Search the entries below for "JSON". Report each line where it occurs.

___ Input data ___

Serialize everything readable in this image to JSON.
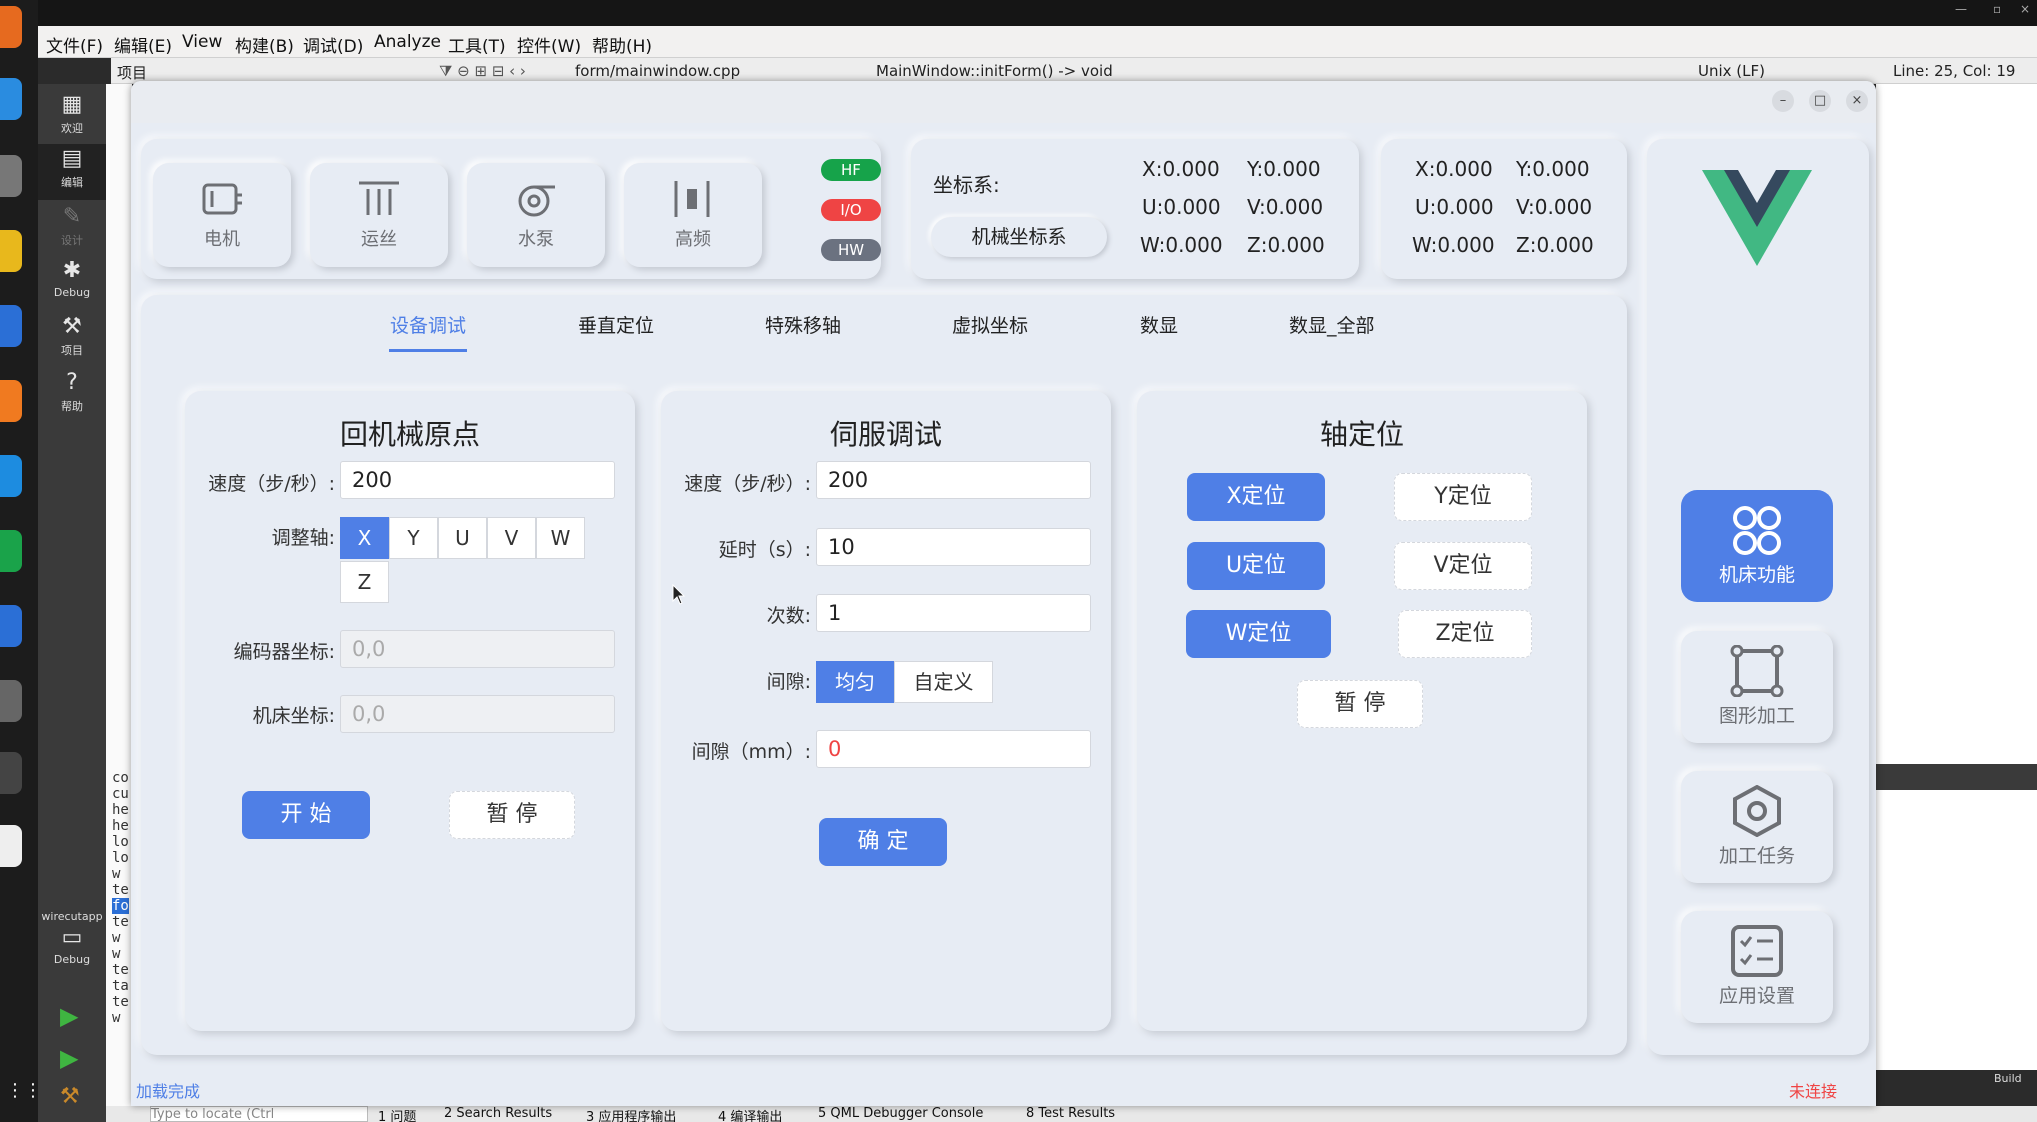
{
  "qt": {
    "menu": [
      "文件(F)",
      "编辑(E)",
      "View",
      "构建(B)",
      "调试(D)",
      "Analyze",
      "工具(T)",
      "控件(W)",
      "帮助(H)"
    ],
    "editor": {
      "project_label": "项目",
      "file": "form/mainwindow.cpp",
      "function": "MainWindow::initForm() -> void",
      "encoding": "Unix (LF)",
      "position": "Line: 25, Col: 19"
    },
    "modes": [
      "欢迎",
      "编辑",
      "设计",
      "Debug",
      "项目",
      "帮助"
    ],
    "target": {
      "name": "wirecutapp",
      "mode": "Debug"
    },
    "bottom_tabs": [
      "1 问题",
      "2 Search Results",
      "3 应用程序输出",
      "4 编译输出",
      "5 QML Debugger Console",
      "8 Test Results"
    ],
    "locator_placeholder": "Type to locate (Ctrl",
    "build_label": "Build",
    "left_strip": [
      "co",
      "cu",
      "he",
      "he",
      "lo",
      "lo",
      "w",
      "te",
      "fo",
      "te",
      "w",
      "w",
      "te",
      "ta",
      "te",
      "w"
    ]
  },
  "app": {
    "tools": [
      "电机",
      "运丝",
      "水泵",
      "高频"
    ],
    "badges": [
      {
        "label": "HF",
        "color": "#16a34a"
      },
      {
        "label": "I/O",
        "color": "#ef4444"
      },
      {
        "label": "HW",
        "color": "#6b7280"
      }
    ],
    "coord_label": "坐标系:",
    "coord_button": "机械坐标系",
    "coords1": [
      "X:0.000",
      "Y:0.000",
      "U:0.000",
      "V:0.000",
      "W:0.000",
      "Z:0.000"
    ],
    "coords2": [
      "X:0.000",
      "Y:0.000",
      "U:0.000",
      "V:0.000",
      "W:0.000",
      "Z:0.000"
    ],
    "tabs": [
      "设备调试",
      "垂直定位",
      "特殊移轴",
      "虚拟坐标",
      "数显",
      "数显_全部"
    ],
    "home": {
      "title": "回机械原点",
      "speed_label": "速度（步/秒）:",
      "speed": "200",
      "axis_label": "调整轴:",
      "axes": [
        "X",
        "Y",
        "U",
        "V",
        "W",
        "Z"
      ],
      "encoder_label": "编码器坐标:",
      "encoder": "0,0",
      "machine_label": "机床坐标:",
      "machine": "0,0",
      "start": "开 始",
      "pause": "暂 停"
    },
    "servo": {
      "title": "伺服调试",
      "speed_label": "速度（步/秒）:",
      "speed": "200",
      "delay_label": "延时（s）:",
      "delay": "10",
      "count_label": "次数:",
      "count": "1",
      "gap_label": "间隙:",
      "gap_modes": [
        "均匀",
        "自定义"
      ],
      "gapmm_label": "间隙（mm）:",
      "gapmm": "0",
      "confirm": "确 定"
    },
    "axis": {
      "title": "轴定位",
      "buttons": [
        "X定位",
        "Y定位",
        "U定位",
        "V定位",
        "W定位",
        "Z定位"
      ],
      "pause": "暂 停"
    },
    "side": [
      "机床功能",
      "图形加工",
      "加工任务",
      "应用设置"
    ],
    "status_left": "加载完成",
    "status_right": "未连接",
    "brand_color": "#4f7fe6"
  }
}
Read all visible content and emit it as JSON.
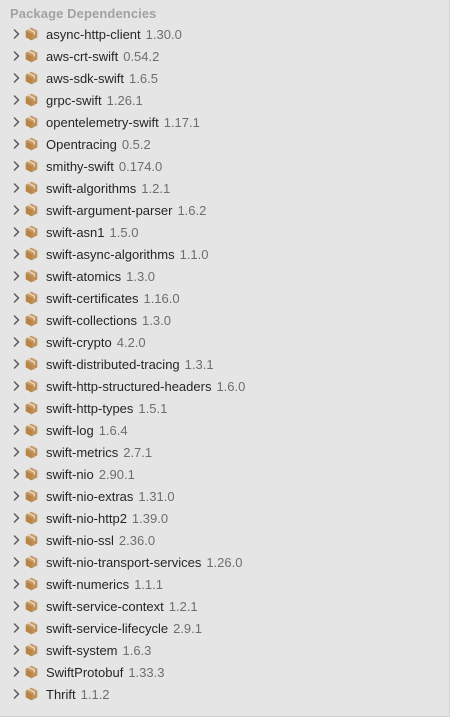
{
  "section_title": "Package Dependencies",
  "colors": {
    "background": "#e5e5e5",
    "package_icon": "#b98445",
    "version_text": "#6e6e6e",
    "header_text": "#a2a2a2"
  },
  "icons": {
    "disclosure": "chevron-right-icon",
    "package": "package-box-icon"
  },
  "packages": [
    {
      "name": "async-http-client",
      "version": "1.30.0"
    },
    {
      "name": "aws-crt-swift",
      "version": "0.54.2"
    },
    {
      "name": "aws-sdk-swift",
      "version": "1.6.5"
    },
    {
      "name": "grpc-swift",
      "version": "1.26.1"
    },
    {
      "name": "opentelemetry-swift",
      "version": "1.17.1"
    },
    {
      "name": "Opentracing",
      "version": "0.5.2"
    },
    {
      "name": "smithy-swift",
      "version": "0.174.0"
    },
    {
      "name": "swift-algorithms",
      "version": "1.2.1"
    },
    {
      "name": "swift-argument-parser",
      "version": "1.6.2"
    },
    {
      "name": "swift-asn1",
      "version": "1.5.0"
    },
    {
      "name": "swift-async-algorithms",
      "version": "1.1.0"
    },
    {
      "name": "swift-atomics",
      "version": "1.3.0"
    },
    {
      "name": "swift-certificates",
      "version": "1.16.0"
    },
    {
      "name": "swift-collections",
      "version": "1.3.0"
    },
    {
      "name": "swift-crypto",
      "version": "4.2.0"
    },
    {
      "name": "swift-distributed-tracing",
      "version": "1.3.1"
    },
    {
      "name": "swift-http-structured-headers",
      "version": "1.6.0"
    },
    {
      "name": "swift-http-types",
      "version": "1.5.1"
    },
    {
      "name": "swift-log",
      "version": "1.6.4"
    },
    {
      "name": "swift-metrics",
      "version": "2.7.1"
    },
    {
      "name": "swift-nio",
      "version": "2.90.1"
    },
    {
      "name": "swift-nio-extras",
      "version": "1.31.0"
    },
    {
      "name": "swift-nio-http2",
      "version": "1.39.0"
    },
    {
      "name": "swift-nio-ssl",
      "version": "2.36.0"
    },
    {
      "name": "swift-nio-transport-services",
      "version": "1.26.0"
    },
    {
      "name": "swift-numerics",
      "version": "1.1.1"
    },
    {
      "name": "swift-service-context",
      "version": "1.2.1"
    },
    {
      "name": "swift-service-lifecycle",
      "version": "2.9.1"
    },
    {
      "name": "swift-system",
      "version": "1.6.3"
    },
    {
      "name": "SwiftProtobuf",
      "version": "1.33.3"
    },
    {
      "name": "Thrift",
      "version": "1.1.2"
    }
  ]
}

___

Output for this task:
Serialize everything readable in this image to JSON.
Read all visible content and emit it as JSON.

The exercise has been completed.